Instructions to follow => The reply should contain all the data below, repeated exactly, and none of the images.

(Element data from apps and pages)
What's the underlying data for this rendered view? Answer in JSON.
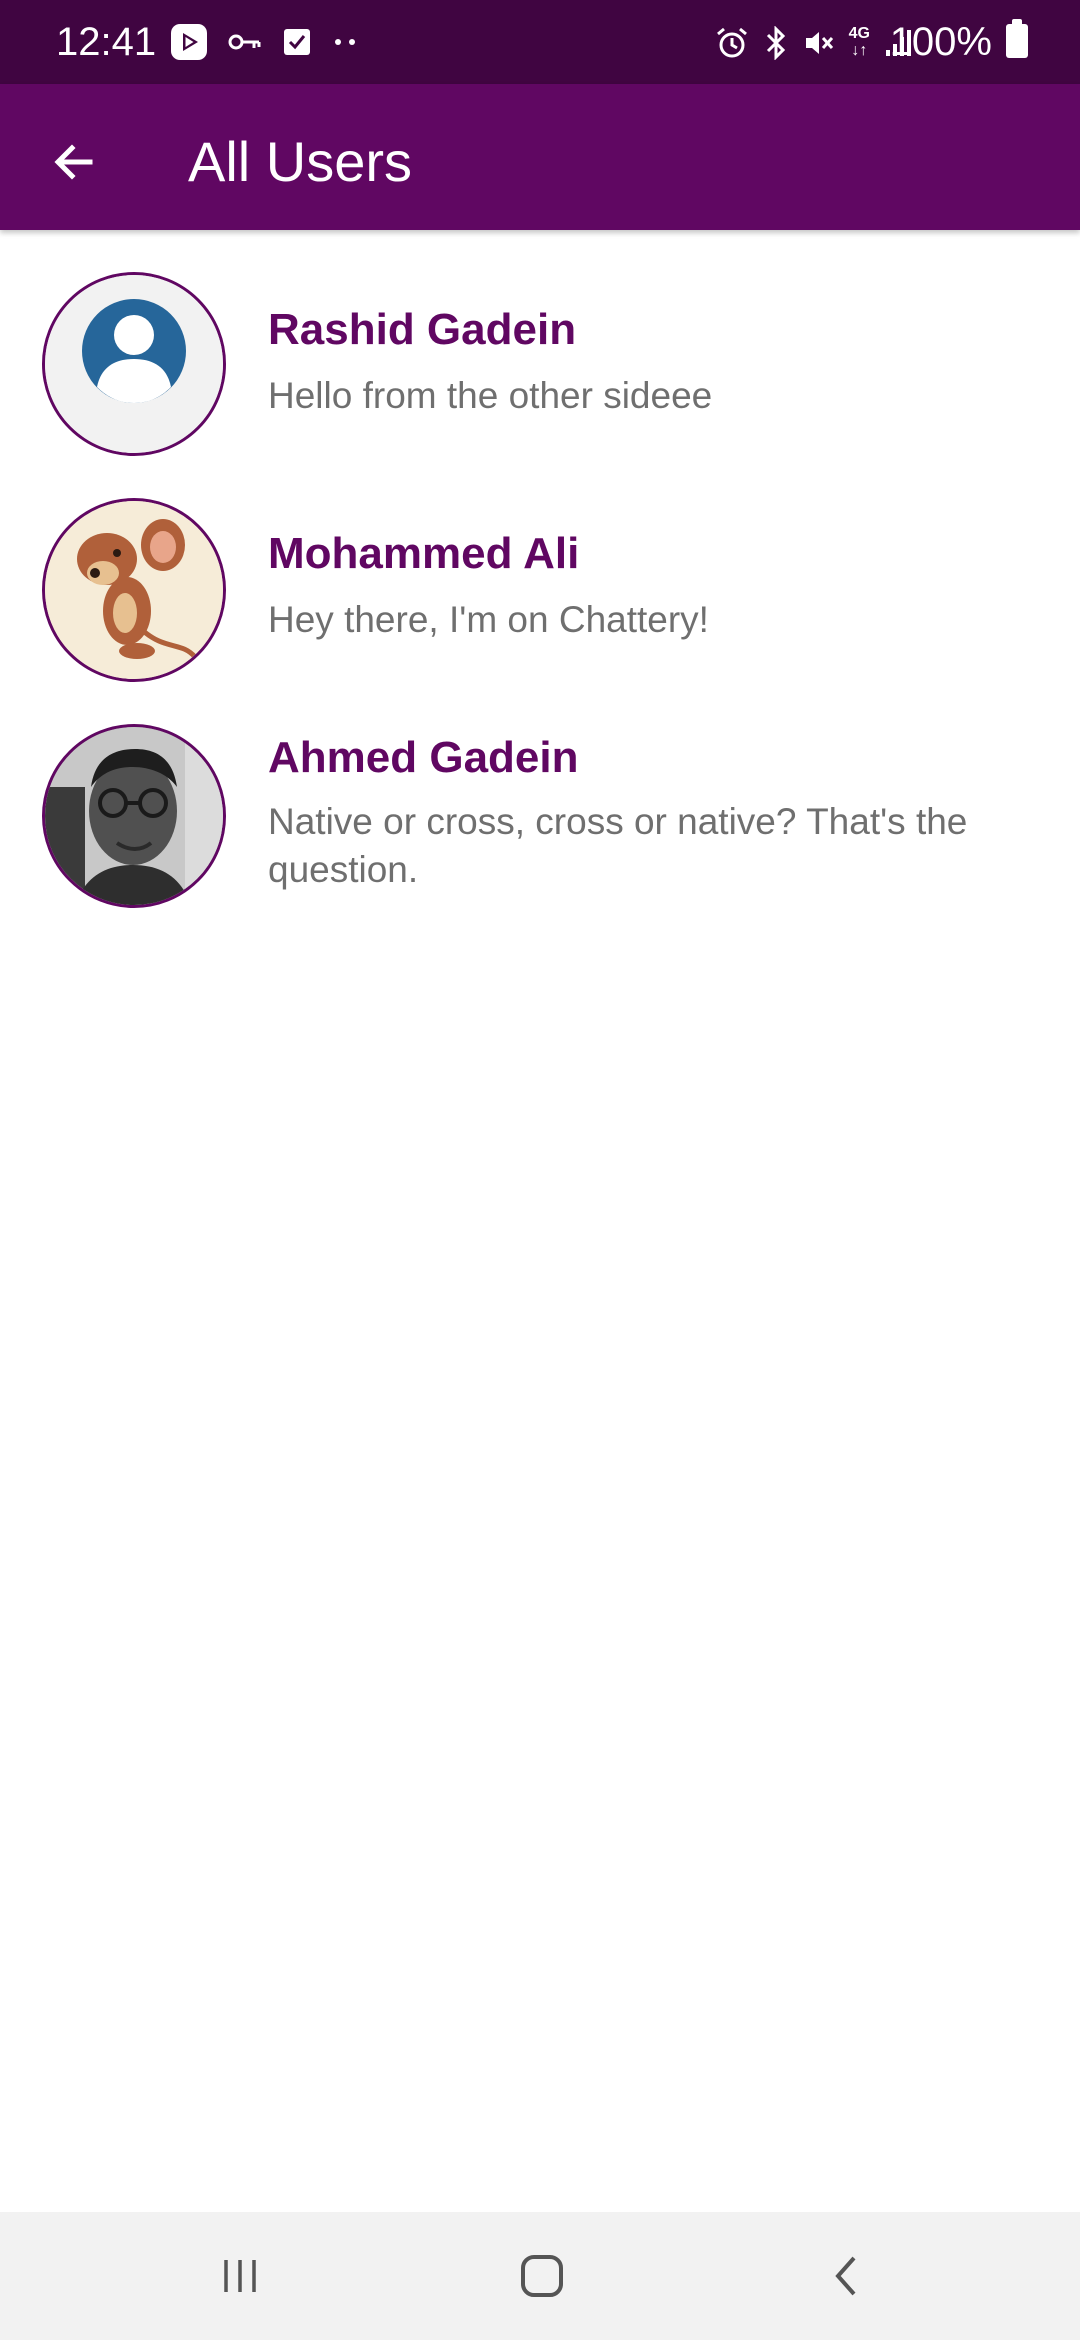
{
  "status_bar": {
    "time": "12:41",
    "battery": "100%",
    "icons": [
      "play-store-icon",
      "vpn-key-icon",
      "checkbox-icon",
      "more-notifications-icon",
      "alarm-icon",
      "bluetooth-icon",
      "mute-icon",
      "4g-icon",
      "signal-icon",
      "battery-icon"
    ],
    "network_label": "4G"
  },
  "app_bar": {
    "title": "All Users",
    "back_icon": "arrow-back-icon"
  },
  "users": [
    {
      "name": "Rashid Gadein",
      "status": "Hello from the other sideee",
      "avatar": "default-avatar"
    },
    {
      "name": "Mohammed Ali",
      "status": "Hey there, I'm on Chattery!",
      "avatar": "cartoon-mouse-avatar"
    },
    {
      "name": "Ahmed Gadein",
      "status": "Native or cross, cross or native? That's the question.",
      "avatar": "photo-avatar"
    }
  ],
  "nav_bar": {
    "buttons": [
      "recent-apps-icon",
      "home-icon",
      "back-icon"
    ]
  },
  "colors": {
    "status_bar": "#400541",
    "app_bar": "#600762",
    "accent_text": "#600762",
    "secondary_text": "#6f6f6f",
    "nav_bar": "#f2f2f2"
  }
}
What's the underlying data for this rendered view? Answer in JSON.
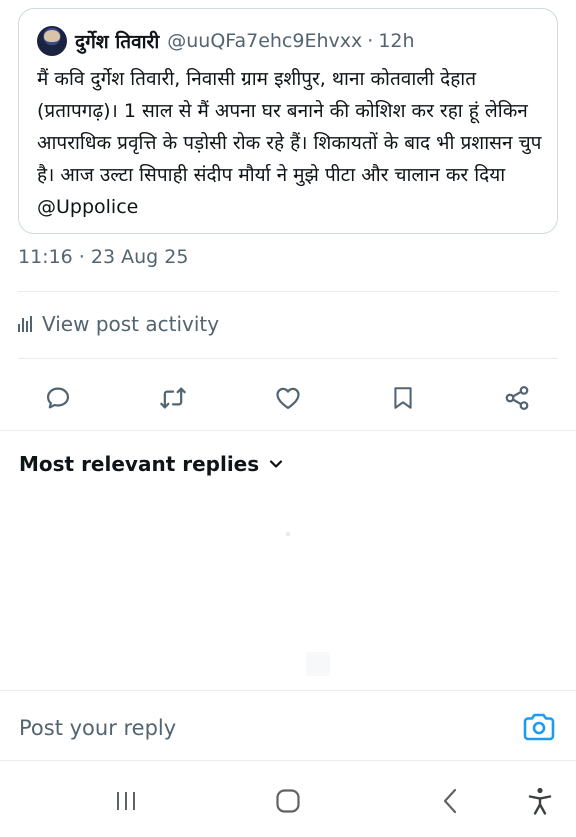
{
  "quote": {
    "author_name": "दुर्गेश तिवारी",
    "handle": "@uuQFa7ehc9Ehvxx",
    "separator": "·",
    "age": "12h",
    "text": "मैं कवि दुर्गेश तिवारी, निवासी ग्राम इशीपुर, थाना कोतवाली देहात (प्रतापगढ़)। 1 साल से मैं अपना घर बनाने की कोशिश कर रहा हूं लेकिन आपराधिक प्रवृत्ति के पड़ोसी रोक रहे हैं। शिकायतों के बाद भी प्रशासन चुप है। आज उल्टा सिपाही संदीप मौर्या ने मुझे पीटा और चालान कर दिया @Uppolice"
  },
  "post": {
    "timestamp": "11:16 · 23 Aug 25",
    "activity_label": "View post activity"
  },
  "actions": {
    "icons": [
      "reply-icon",
      "repost-icon",
      "like-icon",
      "bookmark-icon",
      "share-icon"
    ]
  },
  "replies": {
    "sort_label": "Most relevant replies"
  },
  "composer": {
    "placeholder": "Post your reply"
  },
  "colors": {
    "text_primary": "#0f1419",
    "text_secondary": "#536471",
    "accent": "#1d9bf0",
    "divider": "#e6ecf0"
  }
}
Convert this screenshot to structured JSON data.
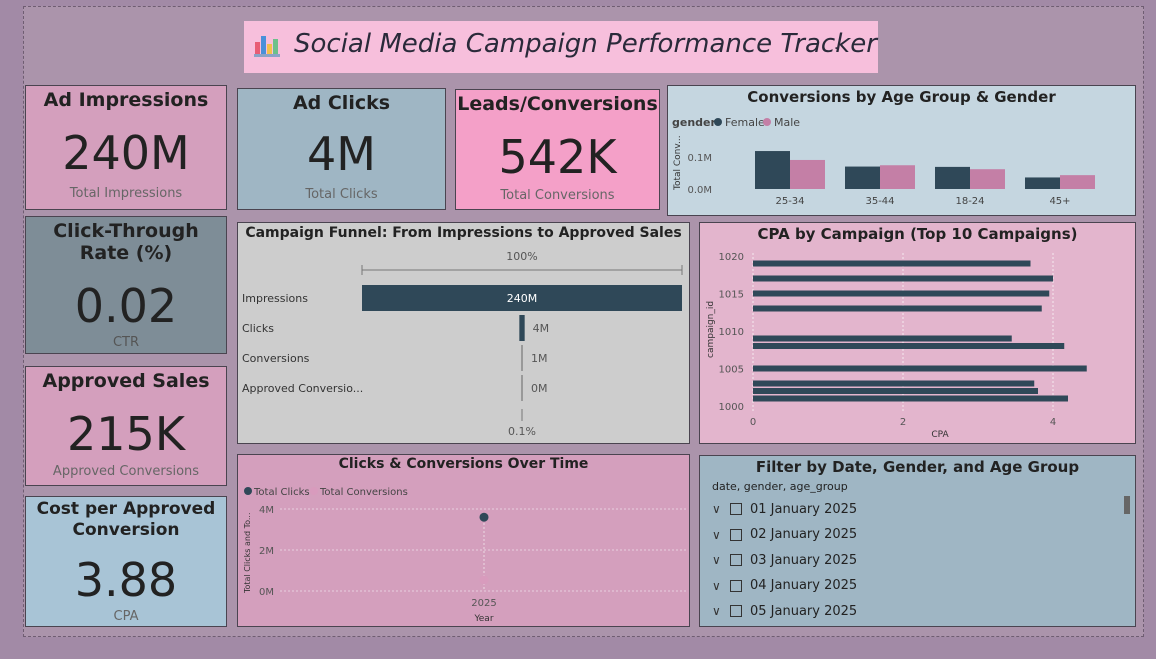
{
  "header": {
    "title": "Social Media Campaign Performance Tracker",
    "suffix": ".",
    "icon": "bar-chart-icon"
  },
  "kpis": {
    "impressions": {
      "title": "Ad Impressions",
      "value": "240M",
      "sub": "Total Impressions",
      "bg": "#d49fbd"
    },
    "clicks": {
      "title": "Ad Clicks",
      "value": "4M",
      "sub": "Total Clicks",
      "bg": "#9fb6c4"
    },
    "leads": {
      "title": "Leads/Conversions",
      "value": "542K",
      "sub": "Total Conversions",
      "bg": "#f4a0c8"
    },
    "ctr": {
      "title": "Click-Through Rate (%)",
      "value": "0.02",
      "sub": "CTR",
      "bg": "#7e8d97"
    },
    "approved": {
      "title": "Approved Sales",
      "value": "215K",
      "sub": "Approved Conversions",
      "bg": "#d49fbd"
    },
    "cpa": {
      "title": "Cost per Approved Conversion",
      "value": "3.88",
      "sub": "CPA",
      "bg": "#a8c4d6"
    }
  },
  "age_gender": {
    "title": "Conversions by Age Group & Gender",
    "legend_title": "gender",
    "ylabel": "Total Conv...",
    "yticks": [
      "0.1M",
      "0.0M"
    ]
  },
  "funnel": {
    "title": "Campaign Funnel: From Impressions to Approved Sales",
    "top_label": "100%",
    "bottom_label": "0.1%"
  },
  "cpa_chart": {
    "title": "CPA by Campaign (Top 10 Campaigns)",
    "xlabel": "CPA",
    "ylabel": "campaign_id",
    "xticks": [
      "0",
      "2",
      "4"
    ],
    "yticks": [
      "1020",
      "1015",
      "1010",
      "1005",
      "1000"
    ]
  },
  "time_chart": {
    "title": "Clicks & Conversions Over Time",
    "xlabel": "Year",
    "ylabel": "Total Clicks and To...",
    "yticks": [
      "4M",
      "2M",
      "0M"
    ]
  },
  "slicer": {
    "title": "Filter by Date, Gender, and Age Group",
    "field": "date, gender, age_group",
    "items": [
      "01 January 2025",
      "02 January 2025",
      "03 January 2025",
      "04 January 2025",
      "05 January 2025"
    ]
  },
  "colors": {
    "female": "#2f4858",
    "male": "#c47fa6",
    "clicks": "#2f4858",
    "conversions": "#d89bbd"
  },
  "chart_data": [
    {
      "type": "bar",
      "title": "Conversions by Age Group & Gender",
      "categories": [
        "25-34",
        "35-44",
        "18-24",
        "45+"
      ],
      "series": [
        {
          "name": "Female",
          "values": [
            0.115,
            0.068,
            0.067,
            0.035
          ]
        },
        {
          "name": "Male",
          "values": [
            0.088,
            0.072,
            0.06,
            0.042
          ]
        }
      ],
      "ylim": [
        0,
        0.14
      ],
      "units": "M"
    },
    {
      "type": "bar",
      "title": "Campaign Funnel: From Impressions to Approved Sales",
      "categories": [
        "Impressions",
        "Clicks",
        "Conversions",
        "Approved Conversio..."
      ],
      "values": [
        240,
        4,
        1,
        0
      ],
      "labels": [
        "240M",
        "4M",
        "1M",
        "0M"
      ]
    },
    {
      "type": "bar",
      "title": "CPA by Campaign (Top 10 Campaigns)",
      "campaign_ids": [
        1019,
        1017,
        1015,
        1013,
        1009,
        1008,
        1005,
        1003,
        1002,
        1001
      ],
      "values": [
        3.7,
        4.0,
        3.95,
        3.85,
        3.45,
        4.15,
        4.45,
        3.75,
        3.8,
        4.2
      ],
      "xlim": [
        0,
        4.6
      ],
      "ylim": [
        999,
        1021
      ]
    },
    {
      "type": "scatter",
      "title": "Clicks & Conversions Over Time",
      "x": [
        "2025"
      ],
      "series": [
        {
          "name": "Total Clicks",
          "values": [
            3.6
          ]
        },
        {
          "name": "Total Conversions",
          "values": [
            0.54
          ]
        }
      ],
      "ylim": [
        0,
        4.5
      ],
      "units": "M"
    }
  ]
}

Written response =>
What's the underlying data for this rendered view? Answer in JSON.
{
  "status_bar": {
    "time": "12:41",
    "battery": "100%",
    "icons": [
      "play-store-icon",
      "vpn-key-icon",
      "checkbox-icon",
      "more-notifications-icon",
      "alarm-icon",
      "bluetooth-icon",
      "mute-icon",
      "4g-icon",
      "signal-icon",
      "battery-icon"
    ],
    "network_label": "4G"
  },
  "app_bar": {
    "title": "All Users",
    "back_icon": "arrow-back-icon"
  },
  "users": [
    {
      "name": "Rashid Gadein",
      "status": "Hello from the other sideee",
      "avatar": "default-avatar"
    },
    {
      "name": "Mohammed Ali",
      "status": "Hey there, I'm on Chattery!",
      "avatar": "cartoon-mouse-avatar"
    },
    {
      "name": "Ahmed Gadein",
      "status": "Native or cross, cross or native? That's the question.",
      "avatar": "photo-avatar"
    }
  ],
  "nav_bar": {
    "buttons": [
      "recent-apps-icon",
      "home-icon",
      "back-icon"
    ]
  },
  "colors": {
    "status_bar": "#400541",
    "app_bar": "#600762",
    "accent_text": "#600762",
    "secondary_text": "#6f6f6f",
    "nav_bar": "#f2f2f2"
  }
}
What's the underlying data for this rendered view? Answer in JSON.
{
  "quote": {
    "author_name": "दुर्गेश तिवारी",
    "handle": "@uuQFa7ehc9Ehvxx",
    "separator": "·",
    "age": "12h",
    "text": "मैं कवि दुर्गेश तिवारी, निवासी ग्राम इशीपुर, थाना कोतवाली देहात (प्रतापगढ़)। 1 साल से मैं अपना घर बनाने की कोशिश कर रहा हूं लेकिन आपराधिक प्रवृत्ति के पड़ोसी रोक रहे हैं। शिकायतों के बाद भी प्रशासन चुप है। आज उल्टा सिपाही संदीप मौर्या ने मुझे पीटा और चालान कर दिया @Uppolice"
  },
  "post": {
    "timestamp": "11:16 · 23 Aug 25",
    "activity_label": "View post activity"
  },
  "actions": {
    "icons": [
      "reply-icon",
      "repost-icon",
      "like-icon",
      "bookmark-icon",
      "share-icon"
    ]
  },
  "replies": {
    "sort_label": "Most relevant replies"
  },
  "composer": {
    "placeholder": "Post your reply"
  },
  "colors": {
    "text_primary": "#0f1419",
    "text_secondary": "#536471",
    "accent": "#1d9bf0",
    "divider": "#e6ecf0"
  }
}
Convert this screenshot to structured JSON data.
{
  "header": {
    "title": "Social Media Campaign Performance Tracker",
    "suffix": ".",
    "icon": "bar-chart-icon"
  },
  "kpis": {
    "impressions": {
      "title": "Ad Impressions",
      "value": "240M",
      "sub": "Total Impressions",
      "bg": "#d49fbd"
    },
    "clicks": {
      "title": "Ad Clicks",
      "value": "4M",
      "sub": "Total Clicks",
      "bg": "#9fb6c4"
    },
    "leads": {
      "title": "Leads/Conversions",
      "value": "542K",
      "sub": "Total Conversions",
      "bg": "#f4a0c8"
    },
    "ctr": {
      "title": "Click-Through Rate (%)",
      "value": "0.02",
      "sub": "CTR",
      "bg": "#7e8d97"
    },
    "approved": {
      "title": "Approved Sales",
      "value": "215K",
      "sub": "Approved Conversions",
      "bg": "#d49fbd"
    },
    "cpa": {
      "title": "Cost per Approved Conversion",
      "value": "3.88",
      "sub": "CPA",
      "bg": "#a8c4d6"
    }
  },
  "age_gender": {
    "title": "Conversions by Age Group & Gender",
    "legend_title": "gender",
    "ylabel": "Total Conv...",
    "yticks": [
      "0.1M",
      "0.0M"
    ]
  },
  "funnel": {
    "title": "Campaign Funnel: From Impressions to Approved Sales",
    "top_label": "100%",
    "bottom_label": "0.1%"
  },
  "cpa_chart": {
    "title": "CPA by Campaign (Top 10 Campaigns)",
    "xlabel": "CPA",
    "ylabel": "campaign_id",
    "xticks": [
      "0",
      "2",
      "4"
    ],
    "yticks": [
      "1020",
      "1015",
      "1010",
      "1005",
      "1000"
    ]
  },
  "time_chart": {
    "title": "Clicks & Conversions Over Time",
    "xlabel": "Year",
    "ylabel": "Total Clicks and To...",
    "yticks": [
      "4M",
      "2M",
      "0M"
    ]
  },
  "slicer": {
    "title": "Filter by Date, Gender, and Age Group",
    "field": "date, gender, age_group",
    "items": [
      "01 January 2025",
      "02 January 2025",
      "03 January 2025",
      "04 January 2025",
      "05 January 2025"
    ]
  },
  "colors": {
    "female": "#2f4858",
    "male": "#c47fa6",
    "clicks": "#2f4858",
    "conversions": "#d89bbd"
  },
  "chart_data": [
    {
      "type": "bar",
      "title": "Conversions by Age Group & Gender",
      "categories": [
        "25-34",
        "35-44",
        "18-24",
        "45+"
      ],
      "series": [
        {
          "name": "Female",
          "values": [
            0.115,
            0.068,
            0.067,
            0.035
          ]
        },
        {
          "name": "Male",
          "values": [
            0.088,
            0.072,
            0.06,
            0.042
          ]
        }
      ],
      "ylim": [
        0,
        0.14
      ],
      "units": "M"
    },
    {
      "type": "bar",
      "title": "Campaign Funnel: From Impressions to Approved Sales",
      "categories": [
        "Impressions",
        "Clicks",
        "Conversions",
        "Approved Conversio..."
      ],
      "values": [
        240,
        4,
        1,
        0
      ],
      "labels": [
        "240M",
        "4M",
        "1M",
        "0M"
      ]
    },
    {
      "type": "bar",
      "title": "CPA by Campaign (Top 10 Campaigns)",
      "campaign_ids": [
        1019,
        1017,
        1015,
        1013,
        1009,
        1008,
        1005,
        1003,
        1002,
        1001
      ],
      "values": [
        3.7,
        4.0,
        3.95,
        3.85,
        3.45,
        4.15,
        4.45,
        3.75,
        3.8,
        4.2
      ],
      "xlim": [
        0,
        4.6
      ],
      "ylim": [
        999,
        1021
      ]
    },
    {
      "type": "scatter",
      "title": "Clicks & Conversions Over Time",
      "x": [
        "2025"
      ],
      "series": [
        {
          "name": "Total Clicks",
          "values": [
            3.6
          ]
        },
        {
          "name": "Total Conversions",
          "values": [
            0.54
          ]
        }
      ],
      "ylim": [
        0,
        4.5
      ],
      "units": "M"
    }
  ]
}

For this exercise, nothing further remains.